A report that will interest anyone curious about the history, ecology and management of the High Weald's steep-sided, wooded ravines (gills) has been published by the High Weald AONB Partnership.
An internationally important habitat
Gills – defined as deeply incised, wooded ravines that have been eroded by the streams flowing along their base – are a characteristic features of the High Weald AONB and found across the landscape. Although they support internationally important groups of plants (particularly lichens, mosses, liverworts and ferns) they remain understudied, and questions remain about their ecology, history and management – questions that this report helps to answer.
Written by Dr Philip Sansum, a woodland ecologist with extensive experience in the High Weald, the report addresses a range of issues relating to gills, including: their distribution, ecological significance, history, key species, protection status and threats.
The report also provides some much-needed management guidance, as well as presenting the results of ecological survey work and suggesting how future monitoring might best progress.
- Gills are of very high environmental value but relatively weakly protected by the existing framework of nature conservation designation.
- Effective conservation and management is hindered by both a lack of survey information and a poor understanding of the relationships between woodland management (and other human impacts) and gill woodland biodiversity.
- Long-term biological survey work will be crucial in filling the knowledge gap and serving ongoing conservation efforts in gill woodlands.
- Gill woods represent unique combinations of semi‐natural woodland features and for management purposes – because of the soil and vegetation sensitivity and year‐round wet conditions – many of the principles applied to wet woodlands (i.e. minimising rates of change, maintaining mature habitat, and extraction with extreme care and sensitivity to avoid ground damage etc.) should be followed.

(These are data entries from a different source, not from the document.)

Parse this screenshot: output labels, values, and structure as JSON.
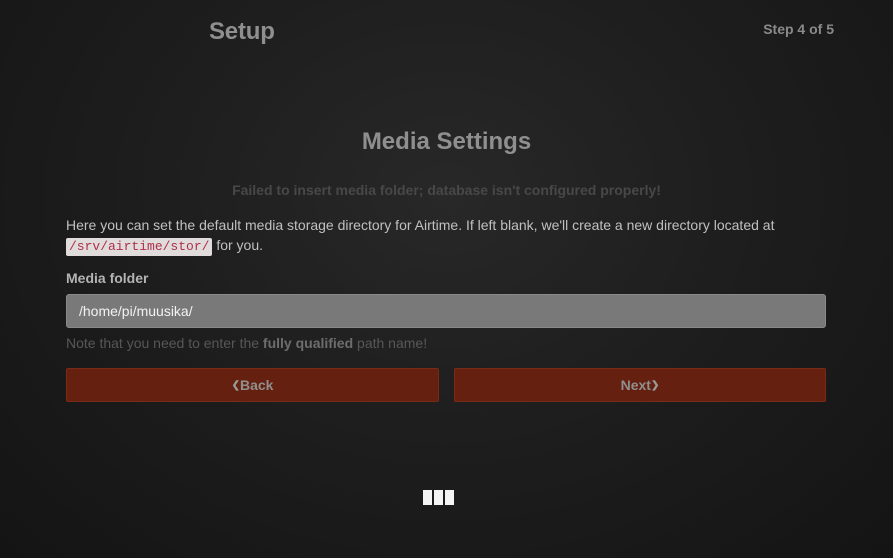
{
  "header": {
    "title": "Setup",
    "step": "Step 4 of 5"
  },
  "section": {
    "title": "Media Settings",
    "error": "Failed to insert media folder; database isn't configured properly!"
  },
  "description": {
    "before": "Here you can set the default media storage directory for Airtime. If left blank, we'll create a new directory located at",
    "code_path": "/srv/airtime/stor/",
    "after": "for you."
  },
  "media_folder": {
    "label": "Media folder",
    "value": "/home/pi/muusika/"
  },
  "help": {
    "before": "Note that you need to enter the",
    "emphasis": "fully qualified",
    "after": "path name!"
  },
  "buttons": {
    "back_label": "Back",
    "next_label": "Next"
  },
  "icons": {
    "back": "chevron-left-icon",
    "next": "chevron-right-icon",
    "loader": "loading-bars-icon"
  },
  "colors": {
    "button_bg": "#66200f",
    "input_bg": "#797979",
    "code_text": "#b0304a"
  }
}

The report will be of particular interest to anyone developing or updating a woodland management plan.